*** Block opens ***

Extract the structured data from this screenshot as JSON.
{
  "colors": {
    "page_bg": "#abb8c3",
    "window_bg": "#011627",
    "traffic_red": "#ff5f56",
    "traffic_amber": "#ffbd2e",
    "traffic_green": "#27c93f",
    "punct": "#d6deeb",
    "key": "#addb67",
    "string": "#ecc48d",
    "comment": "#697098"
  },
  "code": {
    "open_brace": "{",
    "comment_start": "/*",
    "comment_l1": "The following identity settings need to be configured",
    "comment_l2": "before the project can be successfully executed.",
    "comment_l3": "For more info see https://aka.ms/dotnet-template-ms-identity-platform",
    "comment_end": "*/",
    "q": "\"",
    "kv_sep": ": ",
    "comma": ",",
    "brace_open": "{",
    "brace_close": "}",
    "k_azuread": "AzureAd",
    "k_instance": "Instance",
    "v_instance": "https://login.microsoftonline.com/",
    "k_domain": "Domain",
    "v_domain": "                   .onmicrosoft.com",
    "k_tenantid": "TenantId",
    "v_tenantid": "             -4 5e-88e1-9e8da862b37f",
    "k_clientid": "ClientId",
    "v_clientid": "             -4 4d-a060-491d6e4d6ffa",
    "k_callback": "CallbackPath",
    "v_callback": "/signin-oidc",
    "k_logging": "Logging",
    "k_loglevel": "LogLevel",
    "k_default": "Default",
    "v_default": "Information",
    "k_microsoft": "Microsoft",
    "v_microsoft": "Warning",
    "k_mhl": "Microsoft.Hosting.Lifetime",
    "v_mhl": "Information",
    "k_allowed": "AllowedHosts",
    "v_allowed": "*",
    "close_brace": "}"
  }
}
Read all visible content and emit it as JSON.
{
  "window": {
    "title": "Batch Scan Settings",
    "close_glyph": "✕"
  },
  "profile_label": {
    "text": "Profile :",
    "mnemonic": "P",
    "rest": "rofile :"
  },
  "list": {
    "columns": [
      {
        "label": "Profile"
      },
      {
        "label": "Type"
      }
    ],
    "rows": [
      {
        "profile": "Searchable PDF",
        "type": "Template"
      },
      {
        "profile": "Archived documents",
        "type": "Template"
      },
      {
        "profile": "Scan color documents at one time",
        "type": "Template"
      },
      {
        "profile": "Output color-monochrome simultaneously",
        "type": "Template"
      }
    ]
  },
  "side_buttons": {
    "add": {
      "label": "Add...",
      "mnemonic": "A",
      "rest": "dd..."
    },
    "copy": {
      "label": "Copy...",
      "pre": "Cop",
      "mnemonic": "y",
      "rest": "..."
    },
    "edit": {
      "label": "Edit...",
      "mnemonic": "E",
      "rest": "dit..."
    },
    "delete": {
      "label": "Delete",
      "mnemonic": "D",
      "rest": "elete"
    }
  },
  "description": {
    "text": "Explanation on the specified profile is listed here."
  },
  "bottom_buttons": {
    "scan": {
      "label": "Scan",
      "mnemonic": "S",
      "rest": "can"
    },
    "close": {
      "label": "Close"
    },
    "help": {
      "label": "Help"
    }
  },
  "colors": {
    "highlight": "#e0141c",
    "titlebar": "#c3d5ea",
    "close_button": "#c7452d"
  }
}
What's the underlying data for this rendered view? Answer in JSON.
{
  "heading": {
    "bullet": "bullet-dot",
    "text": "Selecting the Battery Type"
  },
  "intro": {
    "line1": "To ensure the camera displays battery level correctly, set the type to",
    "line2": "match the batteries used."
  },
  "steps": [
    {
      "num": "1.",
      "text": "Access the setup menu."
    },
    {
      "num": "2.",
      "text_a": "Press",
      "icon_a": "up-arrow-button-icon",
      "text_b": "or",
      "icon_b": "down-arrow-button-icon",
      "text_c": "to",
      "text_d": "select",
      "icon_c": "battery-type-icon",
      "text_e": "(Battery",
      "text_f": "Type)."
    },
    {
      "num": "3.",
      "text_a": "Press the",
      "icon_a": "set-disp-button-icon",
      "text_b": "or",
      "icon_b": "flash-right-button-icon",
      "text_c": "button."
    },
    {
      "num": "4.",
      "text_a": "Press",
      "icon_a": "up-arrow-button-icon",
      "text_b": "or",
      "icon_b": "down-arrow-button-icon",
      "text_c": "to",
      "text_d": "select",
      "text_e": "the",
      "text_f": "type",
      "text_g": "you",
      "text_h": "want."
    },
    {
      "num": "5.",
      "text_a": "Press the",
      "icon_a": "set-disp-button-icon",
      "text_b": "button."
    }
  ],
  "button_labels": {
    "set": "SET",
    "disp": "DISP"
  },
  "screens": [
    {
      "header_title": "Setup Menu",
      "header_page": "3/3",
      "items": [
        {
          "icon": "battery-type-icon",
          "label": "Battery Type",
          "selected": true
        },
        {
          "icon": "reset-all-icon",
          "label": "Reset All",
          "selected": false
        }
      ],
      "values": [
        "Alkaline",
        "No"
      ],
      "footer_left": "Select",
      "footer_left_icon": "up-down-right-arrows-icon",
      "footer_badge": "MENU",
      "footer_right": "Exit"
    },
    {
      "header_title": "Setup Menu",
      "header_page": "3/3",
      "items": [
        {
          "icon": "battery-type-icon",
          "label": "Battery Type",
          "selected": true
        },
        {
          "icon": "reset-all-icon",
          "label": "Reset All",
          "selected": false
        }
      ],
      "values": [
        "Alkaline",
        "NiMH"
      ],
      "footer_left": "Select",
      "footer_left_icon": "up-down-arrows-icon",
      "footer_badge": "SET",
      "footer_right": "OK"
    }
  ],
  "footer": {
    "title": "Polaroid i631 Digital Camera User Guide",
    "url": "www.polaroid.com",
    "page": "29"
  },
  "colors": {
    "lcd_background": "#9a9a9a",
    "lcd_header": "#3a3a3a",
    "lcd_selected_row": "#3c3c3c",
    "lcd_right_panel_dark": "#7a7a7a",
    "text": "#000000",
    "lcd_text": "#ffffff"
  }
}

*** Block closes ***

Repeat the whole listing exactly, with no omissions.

### Answer for this exercise
Extract the structured data from this screenshot as JSON.
{
  "colors": {
    "page_bg": "#abb8c3",
    "window_bg": "#011627",
    "traffic_red": "#ff5f56",
    "traffic_amber": "#ffbd2e",
    "traffic_green": "#27c93f",
    "punct": "#d6deeb",
    "key": "#addb67",
    "string": "#ecc48d",
    "comment": "#697098"
  },
  "code": {
    "open_brace": "{",
    "comment_start": "/*",
    "comment_l1": "The following identity settings need to be configured",
    "comment_l2": "before the project can be successfully executed.",
    "comment_l3": "For more info see https://aka.ms/dotnet-template-ms-identity-platform",
    "comment_end": "*/",
    "q": "\"",
    "kv_sep": ": ",
    "comma": ",",
    "brace_open": "{",
    "brace_close": "}",
    "k_azuread": "AzureAd",
    "k_instance": "Instance",
    "v_instance": "https://login.microsoftonline.com/",
    "k_domain": "Domain",
    "v_domain": "                   .onmicrosoft.com",
    "k_tenantid": "TenantId",
    "v_tenantid": "             -4 5e-88e1-9e8da862b37f",
    "k_clientid": "ClientId",
    "v_clientid": "             -4 4d-a060-491d6e4d6ffa",
    "k_callback": "CallbackPath",
    "v_callback": "/signin-oidc",
    "k_logging": "Logging",
    "k_loglevel": "LogLevel",
    "k_default": "Default",
    "v_default": "Information",
    "k_microsoft": "Microsoft",
    "v_microsoft": "Warning",
    "k_mhl": "Microsoft.Hosting.Lifetime",
    "v_mhl": "Information",
    "k_allowed": "AllowedHosts",
    "v_allowed": "*",
    "close_brace": "}"
  }
}
Read all visible content and emit it as JSON.
{
  "window": {
    "title": "Batch Scan Settings",
    "close_glyph": "✕"
  },
  "profile_label": {
    "text": "Profile :",
    "mnemonic": "P",
    "rest": "rofile :"
  },
  "list": {
    "columns": [
      {
        "label": "Profile"
      },
      {
        "label": "Type"
      }
    ],
    "rows": [
      {
        "profile": "Searchable PDF",
        "type": "Template"
      },
      {
        "profile": "Archived documents",
        "type": "Template"
      },
      {
        "profile": "Scan color documents at one time",
        "type": "Template"
      },
      {
        "profile": "Output color-monochrome simultaneously",
        "type": "Template"
      }
    ]
  },
  "side_buttons": {
    "add": {
      "label": "Add...",
      "mnemonic": "A",
      "rest": "dd..."
    },
    "copy": {
      "label": "Copy...",
      "pre": "Cop",
      "mnemonic": "y",
      "rest": "..."
    },
    "edit": {
      "label": "Edit...",
      "mnemonic": "E",
      "rest": "dit..."
    },
    "delete": {
      "label": "Delete",
      "mnemonic": "D",
      "rest": "elete"
    }
  },
  "description": {
    "text": "Explanation on the specified profile is listed here."
  },
  "bottom_buttons": {
    "scan": {
      "label": "Scan",
      "mnemonic": "S",
      "rest": "can"
    },
    "close": {
      "label": "Close"
    },
    "help": {
      "label": "Help"
    }
  },
  "colors": {
    "highlight": "#e0141c",
    "titlebar": "#c3d5ea",
    "close_button": "#c7452d"
  }
}
What's the underlying data for this rendered view? Answer in JSON.
{
  "heading": {
    "bullet": "bullet-dot",
    "text": "Selecting the Battery Type"
  },
  "intro": {
    "line1": "To ensure the camera displays battery level correctly, set the type to",
    "line2": "match the batteries used."
  },
  "steps": [
    {
      "num": "1.",
      "text": "Access the setup menu."
    },
    {
      "num": "2.",
      "text_a": "Press",
      "icon_a": "up-arrow-button-icon",
      "text_b": "or",
      "icon_b": "down-arrow-button-icon",
      "text_c": "to",
      "text_d": "select",
      "icon_c": "battery-type-icon",
      "text_e": "(Battery",
      "text_f": "Type)."
    },
    {
      "num": "3.",
      "text_a": "Press the",
      "icon_a": "set-disp-button-icon",
      "text_b": "or",
      "icon_b": "flash-right-button-icon",
      "text_c": "button."
    },
    {
      "num": "4.",
      "text_a": "Press",
      "icon_a": "up-arrow-button-icon",
      "text_b": "or",
      "icon_b": "down-arrow-button-icon",
      "text_c": "to",
      "text_d": "select",
      "text_e": "the",
      "text_f": "type",
      "text_g": "you",
      "text_h": "want."
    },
    {
      "num": "5.",
      "text_a": "Press the",
      "icon_a": "set-disp-button-icon",
      "text_b": "button."
    }
  ],
  "button_labels": {
    "set": "SET",
    "disp": "DISP"
  },
  "screens": [
    {
      "header_title": "Setup Menu",
      "header_page": "3/3",
      "items": [
        {
          "icon": "battery-type-icon",
          "label": "Battery Type",
          "selected": true
        },
        {
          "icon": "reset-all-icon",
          "label": "Reset All",
          "selected": false
        }
      ],
      "values": [
        "Alkaline",
        "No"
      ],
      "footer_left": "Select",
      "footer_left_icon": "up-down-right-arrows-icon",
      "footer_badge": "MENU",
      "footer_right": "Exit"
    },
    {
      "header_title": "Setup Menu",
      "header_page": "3/3",
      "items": [
        {
          "icon": "battery-type-icon",
          "label": "Battery Type",
          "selected": true
        },
        {
          "icon": "reset-all-icon",
          "label": "Reset All",
          "selected": false
        }
      ],
      "values": [
        "Alkaline",
        "NiMH"
      ],
      "footer_left": "Select",
      "footer_left_icon": "up-down-arrows-icon",
      "footer_badge": "SET",
      "footer_right": "OK"
    }
  ],
  "footer": {
    "title": "Polaroid i631 Digital Camera User Guide",
    "url": "www.polaroid.com",
    "page": "29"
  },
  "colors": {
    "lcd_background": "#9a9a9a",
    "lcd_header": "#3a3a3a",
    "lcd_selected_row": "#3c3c3c",
    "lcd_right_panel_dark": "#7a7a7a",
    "text": "#000000",
    "lcd_text": "#ffffff"
  }
}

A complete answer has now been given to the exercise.